For most of the year the Great Dane’s short, smooth coat doesn’t shed much, but given the size of the dog, this can still amount to a fair bit of hair. Weekly brushing with a medium-bristle brush, a rubber grooming mitt or tool, or a hound glove will help keep shedding to a minimum. During shedding season once or twice a year, however, hair loss will be more profuse, with a daily brushing ideal. Great Danes need a bath only occasionally, unless they get into something messy. As with all breeds, the Great Dane’s nails should be trimmed regularly, because overly long nails can cause the dog pain as well as problems walking and running.

Exercise

Great Danes may seem sedate, but they require daily exercise appropriate to their age. A brisk walk two or three times a day can be enough. They can make good companions on jogs or hikes, but you must wait until the dog is 2 years old to avoid damage to growing joints. Because of the risk of bloat, avoid rigorous exercise around mealtimes. Danes tend to follow their nose wherever a scent takes them, so they should always be kept on a leash and only allowed loose in areas secured with a tall fence. Many Great Danes enjoy participating in agility, obedience, tracking events, weight pulls, and sports such as flyball.
Training

Early socialization and puppy training classes are recommended.
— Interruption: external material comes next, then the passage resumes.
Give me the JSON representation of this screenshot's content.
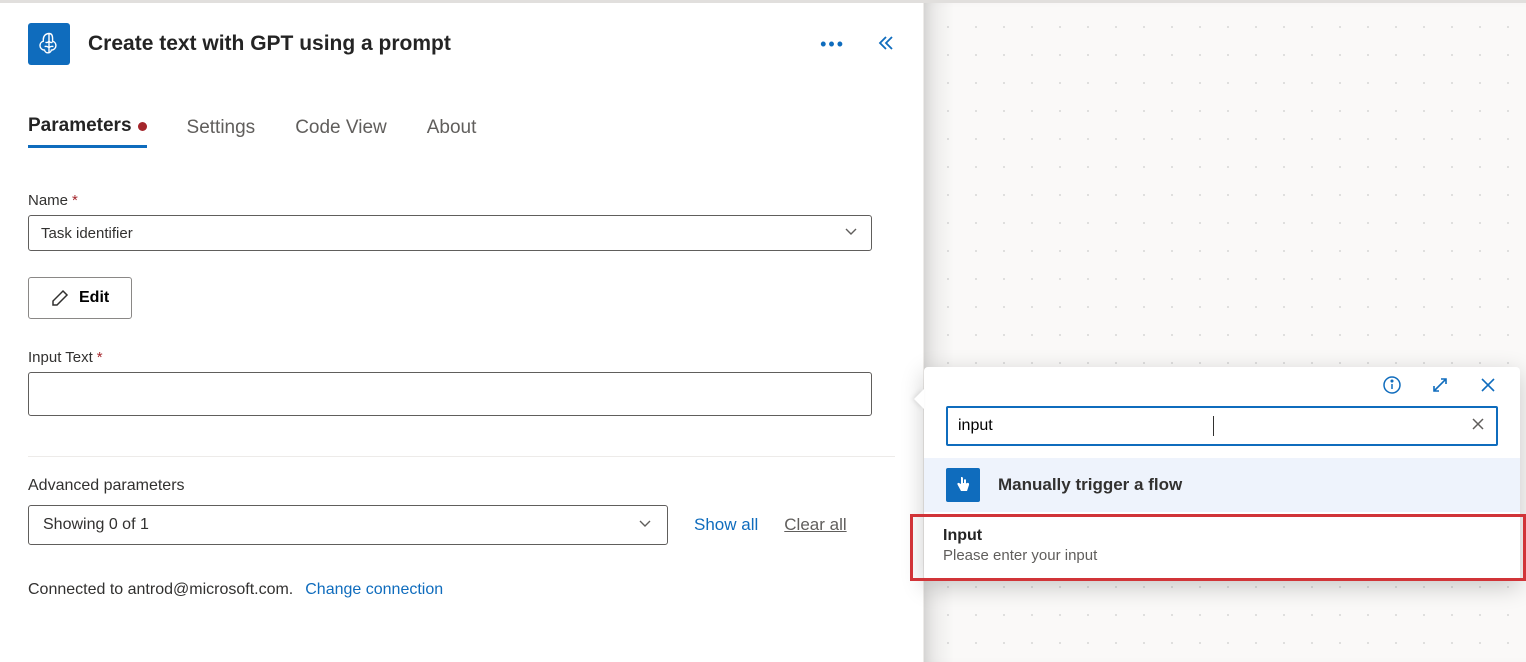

For a breed as large and powerful as the Great Dane, obedience training is a must. Socialization—gently exposing the puppy to a wide variety of people, places, and situations—will help him develop into a well-adjusted adult. Great Danes are sociable, friendly, and eager to please, and they respond well to firm, consistent training methods. They need to have human contact, affection, and socialization with other people and animals.

Health
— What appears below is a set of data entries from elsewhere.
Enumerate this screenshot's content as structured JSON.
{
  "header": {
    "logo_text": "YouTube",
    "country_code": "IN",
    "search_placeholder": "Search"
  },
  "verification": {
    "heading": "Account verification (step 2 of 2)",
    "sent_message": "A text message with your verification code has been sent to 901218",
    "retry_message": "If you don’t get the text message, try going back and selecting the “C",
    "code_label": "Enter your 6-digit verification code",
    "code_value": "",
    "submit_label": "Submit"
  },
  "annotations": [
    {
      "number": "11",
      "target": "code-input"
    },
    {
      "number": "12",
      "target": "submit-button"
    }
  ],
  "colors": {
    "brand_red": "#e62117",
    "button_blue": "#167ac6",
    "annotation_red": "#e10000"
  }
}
Bloat, or gastric dilatation-volvulus (GDV), is the number-one killer of Danes. Owners should educate themselves to recognize the signs that bloat could be happening and what to do if so. Many breeders and owners consider a surgery called a prophylactic gastropexy (“preventative tack”) that can help prevent some of the more serious aspects of GDV. Other health issues that can affect the breed include eye and cardiac diseases, hypothyroidism and autoimmune thyroiditis, and hip dysplasia. A responsible breeder will screenbreeding stock for conditions that can affect the breed.
History
​No one is quite sure how or why Great Danes, a German breed, came to be associated with Denmark. (In Germany they’re known as the Deutsche Dog, or “German dog.”) We do know that once upon a time, German nobles used Danes to hunt ferocious wild boars. Later, Danes became famous as protectors of their home and loved ones, a job they are still happy to perform.
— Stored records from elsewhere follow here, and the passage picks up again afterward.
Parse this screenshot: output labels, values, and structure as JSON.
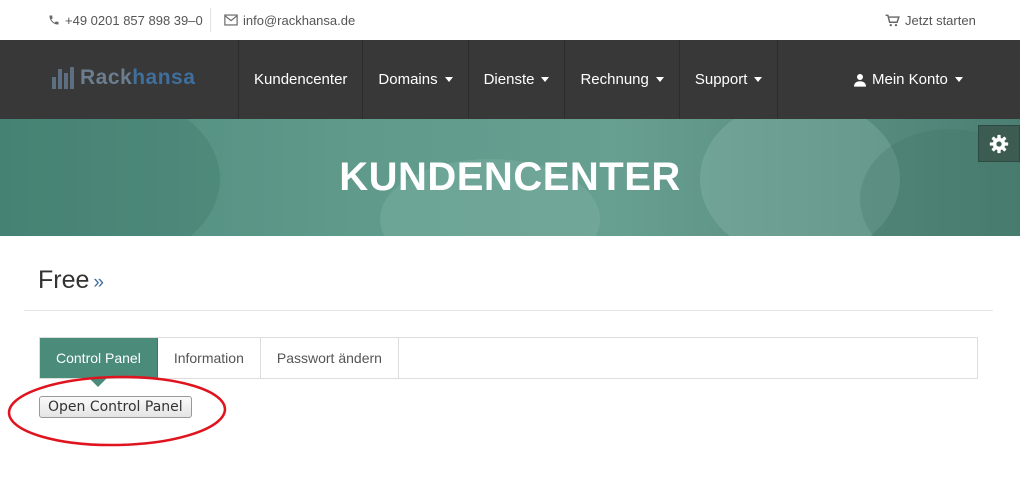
{
  "topbar": {
    "phone": "+49 0201 857 898 39–0",
    "email": "info@rackhansa.de",
    "cart": "Jetzt starten"
  },
  "logo": {
    "part1": "Rack",
    "part2": "hansa"
  },
  "nav": {
    "items": [
      {
        "label": "Kundencenter",
        "dropdown": false
      },
      {
        "label": "Domains",
        "dropdown": true
      },
      {
        "label": "Dienste",
        "dropdown": true
      },
      {
        "label": "Rechnung",
        "dropdown": true
      },
      {
        "label": "Support",
        "dropdown": true
      }
    ],
    "account": "Mein Konto"
  },
  "hero": {
    "title": "KUNDENCENTER"
  },
  "page": {
    "title": "Free",
    "raquo": "»"
  },
  "tabs": [
    {
      "label": "Control Panel",
      "active": true
    },
    {
      "label": "Information",
      "active": false
    },
    {
      "label": "Passwort ändern",
      "active": false
    }
  ],
  "panel": {
    "button": "Open Control Panel"
  },
  "colors": {
    "navbar": "#383838",
    "hero": "#5f9a8b",
    "active_tab": "#4a8b79",
    "annotation": "#e0141e",
    "brand_blue": "#3f6f9c"
  },
  "icons": [
    "phone-icon",
    "envelope-icon",
    "cart-icon",
    "user-icon",
    "gear-icon",
    "caret-down-icon"
  ]
}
General Apperance
The Great Dane combines, in its regal appearance, dignity, strength and elegance with great size and a powerful, well-formed, smoothly muscled body. It is one of the giant working breeds, but is unique in that its general conformation must be so well balanced that it never appears clumsy, and shall move with a long reach and powerful drive. It is always a unit — the Apollo of dogs. A Great Dane must be spirited, courageous, never timid; always friendly and dependable. This physical and mental combination is the characteristic which gives the Great Dane the majesty possessed by no other breed.


The easygoing Great Dane, the mighty “Apollo of Dogs,” is a total joy to live with—but owning a dog of such imposing size, weight, and strength is a commitment not to be entered into lightly. This breed is indeed great, but not a Dane.